It's a rocky peak overlooking the Rhine Valley — and the last resting place for more than 1,200 soldiers buried in the military cemetery and some 12,000 unidentified soldiers in the crypt.

On Friday, French President Emmanuel Macron and his German counterpart Frank-Walter Steinmeier will inaugurate a museum on the Hartmannswillerkopf peak, where German and French soldiers faced off for years during World War I.

The mount, at an altitude of 956 meters (3,136 feet) in eastern France near the border with Germany, was considered strategically important because it offered a commanding view of its surroundings.

The exact number of dead is unknown but estimates are that about 25,000 soldiers from both sides died in the fighting there. Most of them perished between January 1915 and January 1916, when the two sides successively tried to capture and re-capture the peak, using shells, poison gas and flamethrowers. It was known to soldiers as the mountain that "devoured men".

After that, the front line that ran across the peak remained relatively stable until the end of the war in 1918.

Hartmannswillerkopf has become a symbol that former enemies France and Germany have now put aside their differences to pave the way for peace.

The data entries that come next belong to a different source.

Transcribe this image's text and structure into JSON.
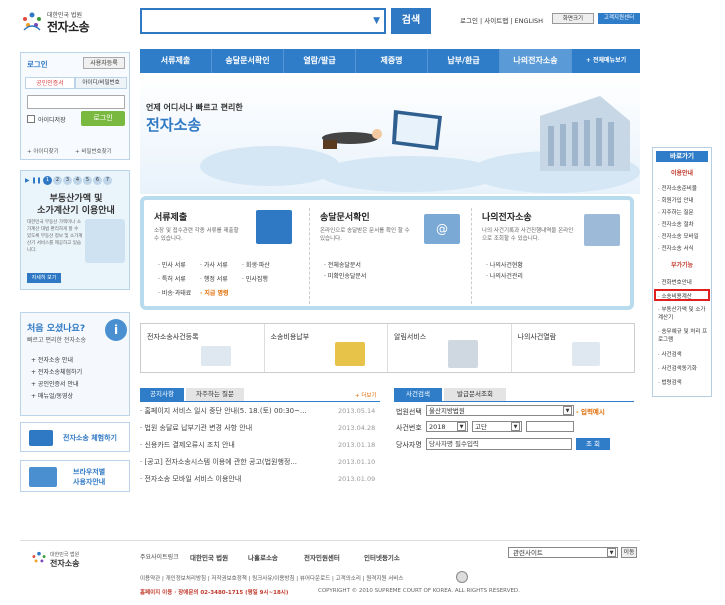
{
  "header": {
    "logo_small": "대한민국 법원",
    "logo_big": "전자소송",
    "search_button": "검색",
    "util_links": "로그인 | 사이트맵 | ENGLISH",
    "font_zoom": "화면크기",
    "help_center": "고객지원센터"
  },
  "gnb": [
    "서류제출",
    "송달문서확인",
    "열람/발급",
    "제증명",
    "납부/환급",
    "나의전자소송",
    "+ 전체메뉴보기"
  ],
  "login": {
    "tab_login": "로그인",
    "tab_register": "사용자등록",
    "tab_cert": "공인인증서",
    "tab_idpw": "아이디/비밀번호",
    "save_id": "아이디저장",
    "login_button": "로그인",
    "find_id": "+ 아이디찾기",
    "find_pw": "+ 비밀번호찾기"
  },
  "banner": {
    "pager": [
      "1",
      "2",
      "3",
      "4",
      "5",
      "6",
      "7"
    ],
    "title1": "부동산가액 및",
    "title2": "소가계산기 이용안내",
    "desc": "대한민국 부동산 가액이나 소가계산 대법 편리하게 할 수 있도록 부동산 정보 및 소가계산기 서비스를 제공하고 있습니다.",
    "button": "자세히 보기"
  },
  "hero": {
    "line1": "언제 어디서나 빠르고 편리한",
    "line2": "전자소송"
  },
  "services": [
    {
      "title": "서류제출",
      "desc": "소장 및 접수관련 각종 서류를 제출할 수 있습니다.",
      "items": [
        "· 민사 서류",
        "· 가사 서류",
        "· 회생·파산",
        "· 특허 서류",
        "· 행정 서류",
        "· 민사집행",
        "· 비송·과태료",
        "· 지급 명령"
      ]
    },
    {
      "title": "송달문서확인",
      "desc": "온라인으로 송달받은 문서를 확인 할 수 있습니다.",
      "items": [
        "· 전체송달문서",
        "· 미확인송달문서"
      ]
    },
    {
      "title": "나의전자소송",
      "desc": "나의 사건기록과 사건진행내역을 온라인으로 조회할 수 있습니다.",
      "items": [
        "· 나의사건현황",
        "· 나의사건관리"
      ]
    }
  ],
  "welcome": {
    "title": "처음 오셨나요?",
    "sub": "빠르고 편리한 전자소송",
    "links": [
      "+ 전자소송 안내",
      "+ 전자소송체험하기",
      "+ 공인인증서 안내",
      "+ 매뉴얼/동영상"
    ]
  },
  "side_buttons": [
    {
      "label": "전자소송 체험하기"
    },
    {
      "label1": "브라우저별",
      "label2": "사용자안내"
    }
  ],
  "quick": [
    "전자소송사건등록",
    "소송비용납부",
    "알림서비스",
    "나의사건열람"
  ],
  "news": {
    "tabs": [
      "공지사항",
      "자주하는 질문"
    ],
    "more": "+ 더보기",
    "items": [
      {
        "title": "· 홈페이지 서비스 일시 중단 안내(5. 18.(토) 00:30~...",
        "date": "2013.05.14"
      },
      {
        "title": "· 법원 송달료 납부기관 변경 사항 안내",
        "date": "2013.04.28"
      },
      {
        "title": "· 신용카드 결제오류시 조치 안내",
        "date": "2013.01.18"
      },
      {
        "title": "· [공고] 전자소송시스템 이용에 관한 공고(법원행정...",
        "date": "2013.01.10"
      },
      {
        "title": "· 전자소송 모바일 서비스 이용안내",
        "date": "2013.01.09"
      }
    ]
  },
  "case_search": {
    "tabs": [
      "사건검색",
      "발급문서조회"
    ],
    "court_label": "법원선택",
    "court_value": "울산지방법원",
    "required_note": "- 입력예시",
    "case_label": "사건번호",
    "year": "2018",
    "case_type": "고단",
    "party_label": "당사자명",
    "party_placeholder": "당사자명 필수입력",
    "search_button": "조 회"
  },
  "right_quick": {
    "title": "바로가기",
    "section1": "이용안내",
    "items1": [
      "· 전자소송준비물",
      "· 회원가입 안내",
      "· 지주하는 질문",
      "· 전자소송 절차",
      "· 전자소송 모바일",
      "· 전자소송 서식"
    ],
    "section2": "부가기능",
    "items2": [
      "· 전화번호안내",
      "· 소송비용계산",
      "· 부동산가액 및 소가계산기",
      "· 송무예규 및 처리 프로그램",
      "· 사건검색",
      "· 사건검색동기화",
      "· 법령검색"
    ]
  },
  "footer": {
    "related_label": "주요사이트링크",
    "links": [
      "대한민국 법원",
      "나홀로소송",
      "전자민원센터",
      "인터넷등기소"
    ],
    "select": "관련사이트",
    "go": "이동",
    "bottom_links": "이용약관 | 개인정보처리방침 | 저작권보호정책 | 링크사유/이용방침 | 뷰어다운로드 | 고객의소리 | 원격지원 서비스",
    "contact": "홈페이지 이용 · 장애문의 02-3480-1715 (평일 9시~18시)",
    "copyright": "COPYRIGHT © 2010 SUPREME COURT OF KOREA. ALL RIGHTS RESERVED."
  },
  "colors": {
    "primary": "#2f7dc8",
    "accent": "#e03b3b",
    "highlight": "#ff7800"
  }
}
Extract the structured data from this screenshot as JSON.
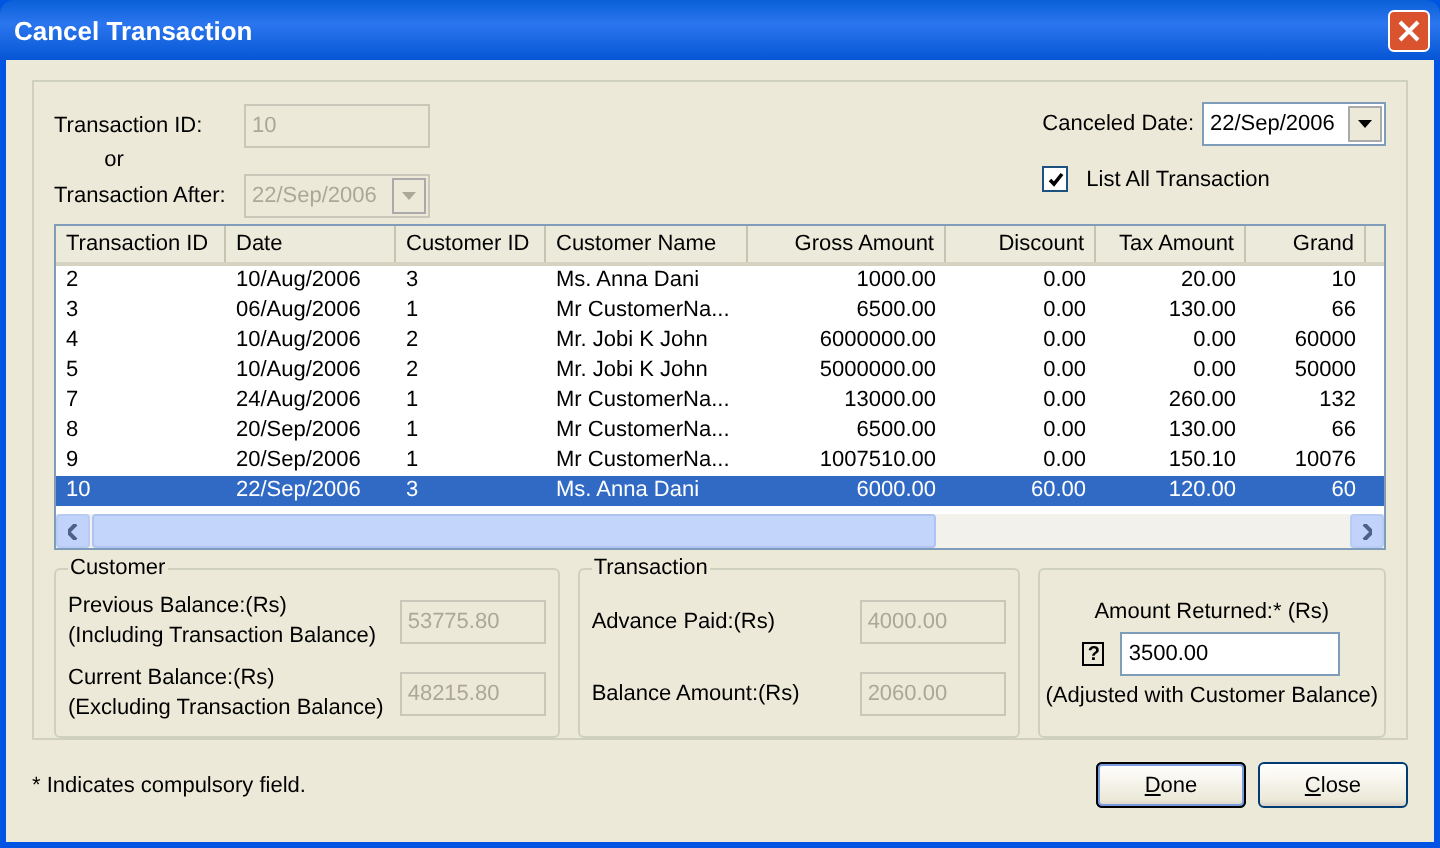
{
  "window": {
    "title": "Cancel Transaction"
  },
  "filter": {
    "transaction_id_label": "Transaction ID:",
    "transaction_id": {
      "value": "10",
      "disabled": true
    },
    "or_label": "or",
    "transaction_after_label": "Transaction After:",
    "transaction_after": {
      "value": "22/Sep/2006",
      "disabled": true
    },
    "canceled_date_label": "Canceled Date:",
    "canceled_date": {
      "value": "22/Sep/2006",
      "disabled": false
    },
    "list_all": {
      "label": "List All Transaction",
      "checked": true
    }
  },
  "table": {
    "columns": [
      {
        "label": "Transaction ID",
        "kind": "text"
      },
      {
        "label": "Date",
        "kind": "text"
      },
      {
        "label": "Customer ID",
        "kind": "text"
      },
      {
        "label": "Customer Name",
        "kind": "text"
      },
      {
        "label": "Gross Amount",
        "kind": "amount"
      },
      {
        "label": "Discount",
        "kind": "amount"
      },
      {
        "label": "Tax Amount",
        "kind": "amount"
      },
      {
        "label": "Grand",
        "kind": "amount"
      }
    ],
    "rows": [
      {
        "cells": [
          "2",
          "10/Aug/2006",
          "3",
          "Ms. Anna Dani",
          "1000.00",
          "0.00",
          "20.00",
          "10"
        ],
        "selected": false
      },
      {
        "cells": [
          "3",
          "06/Aug/2006",
          "1",
          "Mr CustomerNa...",
          "6500.00",
          "0.00",
          "130.00",
          "66"
        ],
        "selected": false
      },
      {
        "cells": [
          "4",
          "10/Aug/2006",
          "2",
          "Mr. Jobi K John",
          "6000000.00",
          "0.00",
          "0.00",
          "60000"
        ],
        "selected": false
      },
      {
        "cells": [
          "5",
          "10/Aug/2006",
          "2",
          "Mr. Jobi K John",
          "5000000.00",
          "0.00",
          "0.00",
          "50000"
        ],
        "selected": false
      },
      {
        "cells": [
          "7",
          "24/Aug/2006",
          "1",
          "Mr CustomerNa...",
          "13000.00",
          "0.00",
          "260.00",
          "132"
        ],
        "selected": false
      },
      {
        "cells": [
          "8",
          "20/Sep/2006",
          "1",
          "Mr CustomerNa...",
          "6500.00",
          "0.00",
          "130.00",
          "66"
        ],
        "selected": false
      },
      {
        "cells": [
          "9",
          "20/Sep/2006",
          "1",
          "Mr CustomerNa...",
          "1007510.00",
          "0.00",
          "150.10",
          "10076"
        ],
        "selected": false
      },
      {
        "cells": [
          "10",
          "22/Sep/2006",
          "3",
          "Ms. Anna Dani",
          "6000.00",
          "60.00",
          "120.00",
          "60"
        ],
        "selected": true
      }
    ]
  },
  "customer": {
    "title": "Customer",
    "fields": [
      {
        "label": "Previous Balance:(Rs)",
        "sublabel": "(Including Transaction Balance)",
        "value": "53775.80",
        "disabled": true
      },
      {
        "label": "Current Balance:(Rs)",
        "sublabel": "(Excluding Transaction Balance)",
        "value": "48215.80",
        "disabled": true
      }
    ]
  },
  "transaction": {
    "title": "Transaction",
    "fields": [
      {
        "label": "Advance Paid:(Rs)",
        "value": "4000.00",
        "disabled": true
      },
      {
        "label": "Balance Amount:(Rs)",
        "value": "2060.00",
        "disabled": true
      }
    ]
  },
  "amount_returned": {
    "label": "Amount Returned:* (Rs)",
    "help": "?",
    "value": "3500.00",
    "note": "(Adjusted with Customer Balance)"
  },
  "footnote": "* Indicates compulsory field.",
  "buttons": [
    {
      "label": "Done",
      "default": true
    },
    {
      "label": "Close",
      "default": false
    }
  ]
}
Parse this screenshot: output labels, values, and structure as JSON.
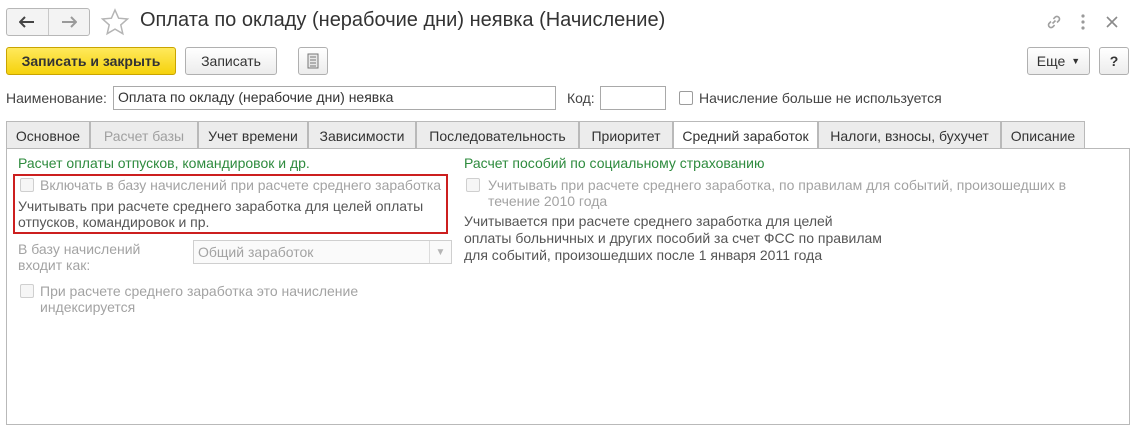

A national monument, surrounded by forests, now commemorates the bloody battle.

At the site, visitors can see trenches and bunkers built by soldiers and what remains of a German cable car used to bring food and equipment up the mount.